- Don’t think about it until tomorrow. Dread is one of the all time biggest thieves of happiness there is. Weeks will be wasted dreading an event that at most will encompass 24 hours. Each time a lump in the pit of your stomach starts to form, grab your phone, notebook, slab of stone and write down your specific concern (i.e., my cousin-in-law will use the funeral as a platform for subtle anti-Semitic rhetoric) and go back to the business at hand. Trust that the specific concern has been properly mulled.
- Focus on getting back to Tara. Yes that root canal or colonoscopy is going to be wretched. Nothing will change that. Focus on what you will do after the event (and after the narcotics wear off.) Plan something enjoyable.
- Awful things happen, that is the burden of survival. Disease, death, desertion are often unavoidable. Sadness and often mourning is wildly appropriate, but should not become a lifestyle. There’s really only one way out; take a shower. Get up, put one foot in front of the other and fake it ‘til you make it. Pretend you are functioning and before you know it, you will be.
- High anxiety (as it relates to a state of being not a Mel Brooks’ film) is a very uncomfortable state. Sustained non-specific anxiety (not related to an event) warrants medical attention.
- The remedy for event specific anxiety is often directly related to the event:
- Public speaking? Rehearse, rehearse & remember that most people aren’t really listening
- Job interview? Research and keep in mind that you are interviewing them as well
- Blind date? Have an exit plan
- Socializing with people you do not know? Think of yourself as Jane Goodall and discover everything you can about these people and their ways

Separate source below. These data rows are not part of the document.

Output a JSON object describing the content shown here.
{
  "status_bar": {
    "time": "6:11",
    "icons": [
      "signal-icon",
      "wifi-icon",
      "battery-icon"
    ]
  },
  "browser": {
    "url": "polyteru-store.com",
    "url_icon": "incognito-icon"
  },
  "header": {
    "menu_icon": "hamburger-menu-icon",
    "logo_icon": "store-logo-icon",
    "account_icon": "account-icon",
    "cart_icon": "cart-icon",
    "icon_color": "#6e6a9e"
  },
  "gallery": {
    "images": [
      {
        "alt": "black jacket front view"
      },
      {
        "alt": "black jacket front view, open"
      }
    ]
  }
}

Often the best way out or through is to consider what we’d advise a friend. Most likely we would not encourage a friend to perseverate, we’d encourage them to get up and get out. We would lift the afghan from their shoulders, brush the crumbs from their chest, wipe the melted ice cream from their chin and whisper; step into the sun, step into the light.